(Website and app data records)
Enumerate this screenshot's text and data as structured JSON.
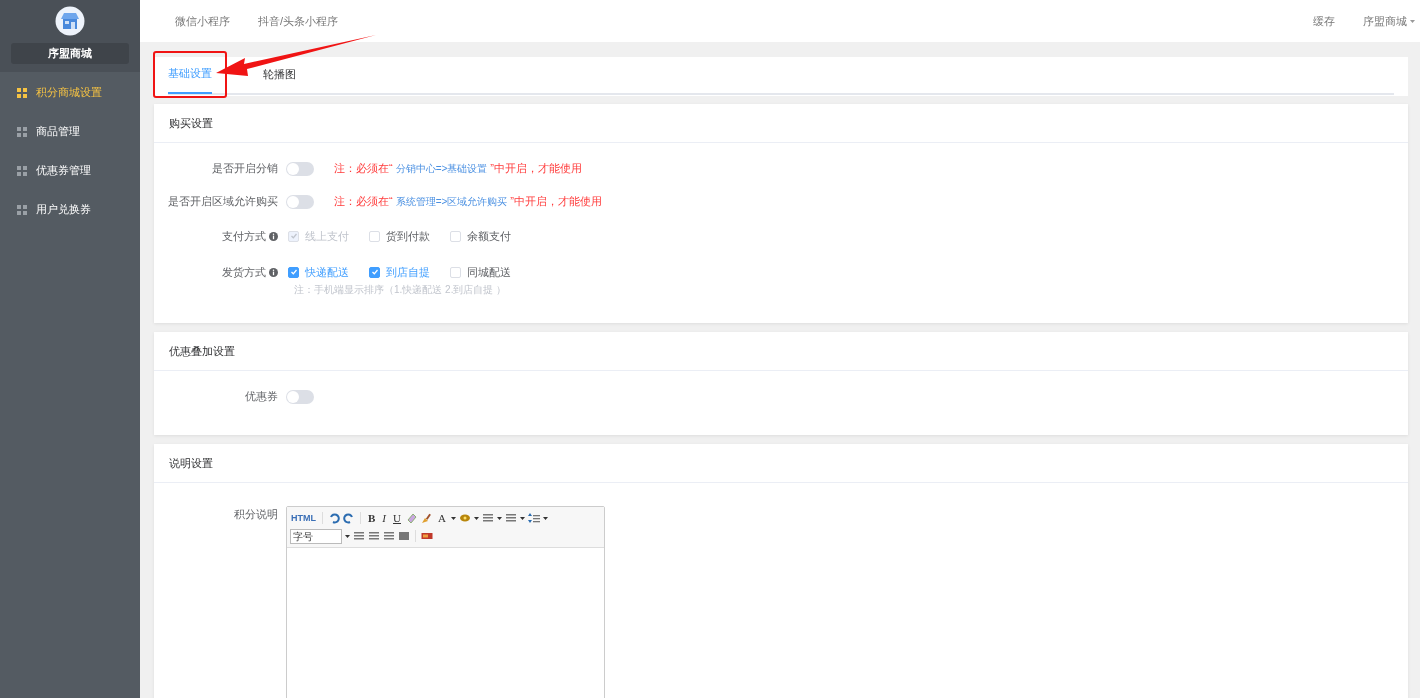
{
  "sidebar": {
    "brand": "序盟商城",
    "items": [
      {
        "label": "积分商城设置",
        "selected": true
      },
      {
        "label": "商品管理",
        "selected": false
      },
      {
        "label": "优惠券管理",
        "selected": false
      },
      {
        "label": "用户兑换券",
        "selected": false
      }
    ]
  },
  "top_nav": {
    "tabs": [
      "微信小程序",
      "抖音/头条小程序"
    ],
    "cache": "缓存",
    "account": "序盟商城"
  },
  "page_tabs": [
    {
      "label": "基础设置",
      "selected": true
    },
    {
      "label": "轮播图",
      "selected": false
    }
  ],
  "sections": [
    {
      "title": "购买设置",
      "rows": [
        {
          "kind": "switch",
          "label": "是否开启分销",
          "on": false,
          "note": {
            "prefix": "注：必须在“",
            "link": "分销中心=>基础设置",
            "suffix": "”中开启，才能使用"
          }
        },
        {
          "kind": "switch",
          "label": "是否开启区域允许购买",
          "on": false,
          "note": {
            "prefix": "注：必须在“",
            "link": "系统管理=>区域允许购买",
            "suffix": "”中开启，才能使用"
          }
        },
        {
          "kind": "checkboxes",
          "label": "支付方式",
          "options": [
            {
              "label": "线上支付",
              "checked": true,
              "disabled": true
            },
            {
              "label": "货到付款",
              "checked": false,
              "disabled": false
            },
            {
              "label": "余额支付",
              "checked": false,
              "disabled": false
            }
          ]
        },
        {
          "kind": "checkboxes",
          "label": "发货方式",
          "options": [
            {
              "label": "快递配送",
              "checked": true,
              "disabled": false
            },
            {
              "label": "到店自提",
              "checked": true,
              "disabled": false
            },
            {
              "label": "同城配送",
              "checked": false,
              "disabled": false
            }
          ],
          "hint": "注：手机端显示排序（1.快递配送 2.到店自提 ）"
        }
      ]
    },
    {
      "title": "优惠叠加设置",
      "rows": [
        {
          "kind": "switch",
          "label": "优惠券",
          "on": false
        }
      ]
    },
    {
      "title": "说明设置",
      "rows": [
        {
          "kind": "editor",
          "label": "积分说明",
          "text_buttons": [
            "HTML",
            "B",
            "I",
            "U",
            "A"
          ],
          "font_select": "字号"
        }
      ]
    }
  ]
}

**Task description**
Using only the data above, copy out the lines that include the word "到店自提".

**Response area**
              "label": "到店自提",
          "hint": "注：手机端显示排序（1.快递配送 2.到店自提 ）"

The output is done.